**What is required**
Count the lines below containing "Approved". Number only.

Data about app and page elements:
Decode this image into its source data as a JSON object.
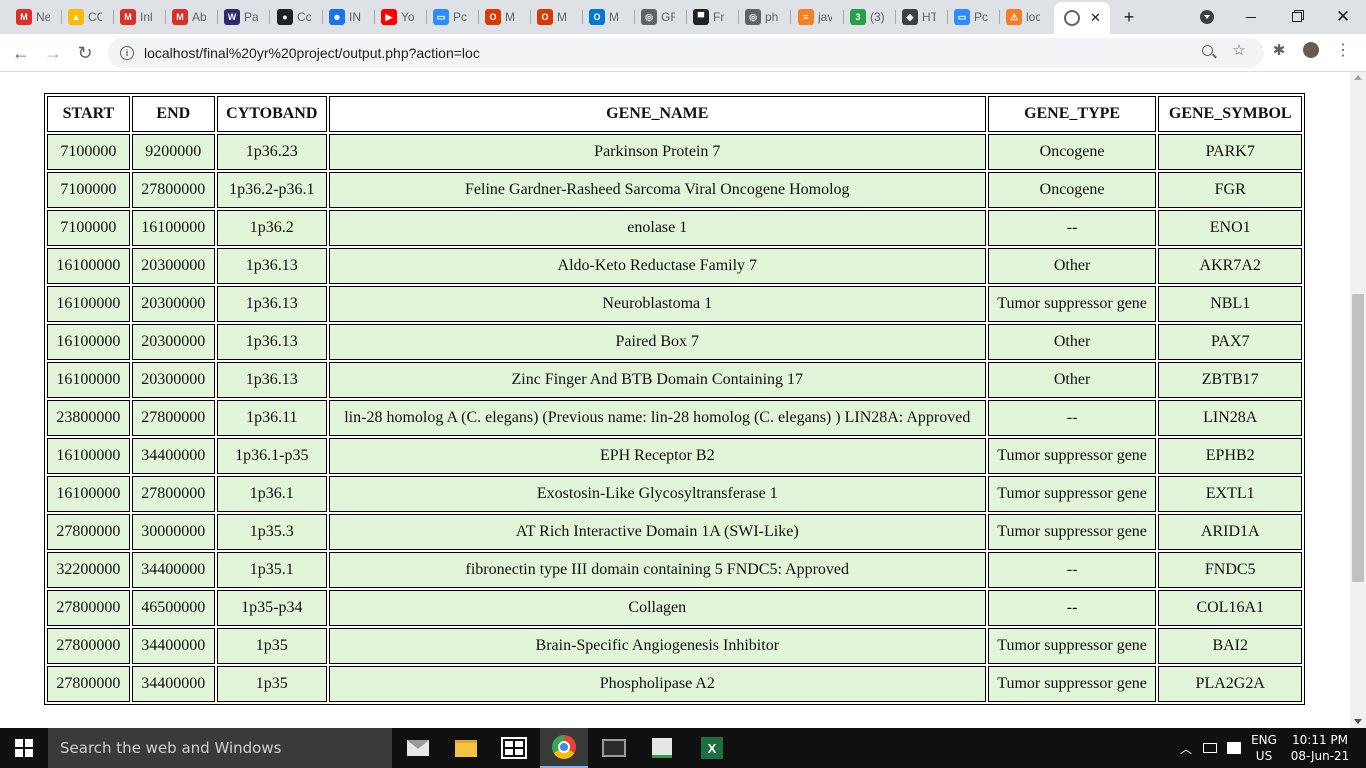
{
  "browser": {
    "tabs": [
      {
        "label": "Ne",
        "icon": "gmail-icon",
        "color": "#d93025",
        "glyph": "M"
      },
      {
        "label": "CC",
        "icon": "google-drive-icon",
        "color": "#fbbc04",
        "glyph": "▲"
      },
      {
        "label": "Inl",
        "icon": "gmail-icon",
        "color": "#d93025",
        "glyph": "M"
      },
      {
        "label": "Ab",
        "icon": "gmail-icon",
        "color": "#d93025",
        "glyph": "M"
      },
      {
        "label": "Pa",
        "icon": "app-icon",
        "color": "#2b2a6b",
        "glyph": "W"
      },
      {
        "label": "Cc",
        "icon": "github-icon",
        "color": "#202124",
        "glyph": "●"
      },
      {
        "label": "IN",
        "icon": "contact-icon",
        "color": "#1a73e8",
        "glyph": "☻"
      },
      {
        "label": "Yo",
        "icon": "youtube-icon",
        "color": "#ff0000",
        "glyph": "▶"
      },
      {
        "label": "Pc",
        "icon": "zoom-icon",
        "color": "#2d8cff",
        "glyph": "▭"
      },
      {
        "label": "M",
        "icon": "office-icon",
        "color": "#d83b01",
        "glyph": "O"
      },
      {
        "label": "M",
        "icon": "office-icon",
        "color": "#d83b01",
        "glyph": "O"
      },
      {
        "label": "M",
        "icon": "outlook-icon",
        "color": "#0078d4",
        "glyph": "O"
      },
      {
        "label": "GF",
        "icon": "globe-icon",
        "color": "#5f6368",
        "glyph": "◎"
      },
      {
        "label": "Fr",
        "icon": "site-icon",
        "color": "#202124",
        "glyph": "▀"
      },
      {
        "label": "ph",
        "icon": "globe-icon",
        "color": "#5f6368",
        "glyph": "◎"
      },
      {
        "label": "jav",
        "icon": "stackoverflow-icon",
        "color": "#f48024",
        "glyph": "≡"
      },
      {
        "label": "(3)",
        "icon": "whatsapp-icon",
        "color": "#25a244",
        "glyph": "3"
      },
      {
        "label": "HT",
        "icon": "diamond-icon",
        "color": "#3c4043",
        "glyph": "◈"
      },
      {
        "label": "Pc",
        "icon": "zoom-icon",
        "color": "#2d8cff",
        "glyph": "▭"
      },
      {
        "label": "loc",
        "icon": "xampp-icon",
        "color": "#fb7a24",
        "glyph": "⚠"
      }
    ],
    "active_tab": {
      "icon": "globe-icon",
      "close": "✕"
    },
    "new_tab": "+",
    "url": "localhost/final%20yr%20project/output.php?action=loc"
  },
  "table": {
    "headers": [
      "START",
      "END",
      "CYTOBAND",
      "GENE_NAME",
      "GENE_TYPE",
      "GENE_SYMBOL"
    ],
    "rows": [
      [
        "7100000",
        "9200000",
        "1p36.23",
        "Parkinson Protein 7",
        "Oncogene",
        "PARK7"
      ],
      [
        "7100000",
        "27800000",
        "1p36.2-p36.1",
        "Feline Gardner-Rasheed Sarcoma Viral Oncogene Homolog",
        "Oncogene",
        "FGR"
      ],
      [
        "7100000",
        "16100000",
        "1p36.2",
        "enolase 1",
        "--",
        "ENO1"
      ],
      [
        "16100000",
        "20300000",
        "1p36.13",
        "Aldo-Keto Reductase Family 7",
        "Other",
        "AKR7A2"
      ],
      [
        "16100000",
        "20300000",
        "1p36.13",
        "Neuroblastoma 1",
        "Tumor suppressor gene",
        "NBL1"
      ],
      [
        "16100000",
        "20300000",
        "1p36.13",
        "Paired Box 7",
        "Other",
        "PAX7"
      ],
      [
        "16100000",
        "20300000",
        "1p36.13",
        "Zinc Finger And BTB Domain Containing 17",
        "Other",
        "ZBTB17"
      ],
      [
        "23800000",
        "27800000",
        "1p36.11",
        "lin-28 homolog A (C. elegans) (Previous name: lin-28 homolog (C. elegans) ) LIN28A: Approved",
        "--",
        "LIN28A"
      ],
      [
        "16100000",
        "34400000",
        "1p36.1-p35",
        "EPH Receptor B2",
        "Tumor suppressor gene",
        "EPHB2"
      ],
      [
        "16100000",
        "27800000",
        "1p36.1",
        "Exostosin-Like Glycosyltransferase 1",
        "Tumor suppressor gene",
        "EXTL1"
      ],
      [
        "27800000",
        "30000000",
        "1p35.3",
        "AT Rich Interactive Domain 1A (SWI-Like)",
        "Tumor suppressor gene",
        "ARID1A"
      ],
      [
        "32200000",
        "34400000",
        "1p35.1",
        "fibronectin type III domain containing 5 FNDC5: Approved",
        "--",
        "FNDC5"
      ],
      [
        "27800000",
        "46500000",
        "1p35-p34",
        "Collagen",
        "--",
        "COL16A1"
      ],
      [
        "27800000",
        "34400000",
        "1p35",
        "Brain-Specific Angiogenesis Inhibitor",
        "Tumor suppressor gene",
        "BAI2"
      ],
      [
        "27800000",
        "34400000",
        "1p35",
        "Phospholipase A2",
        "Tumor suppressor gene",
        "PLA2G2A"
      ]
    ]
  },
  "taskbar": {
    "search_placeholder": "Search the web and Windows",
    "lang_top": "ENG",
    "lang_bottom": "US",
    "time": "10:11 PM",
    "date": "08-Jun-21"
  },
  "colors": {
    "cell_background": "#e3f5d8",
    "tabstrip": "#dee1e6",
    "taskbar": "#101010"
  }
}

**Expected answer**
2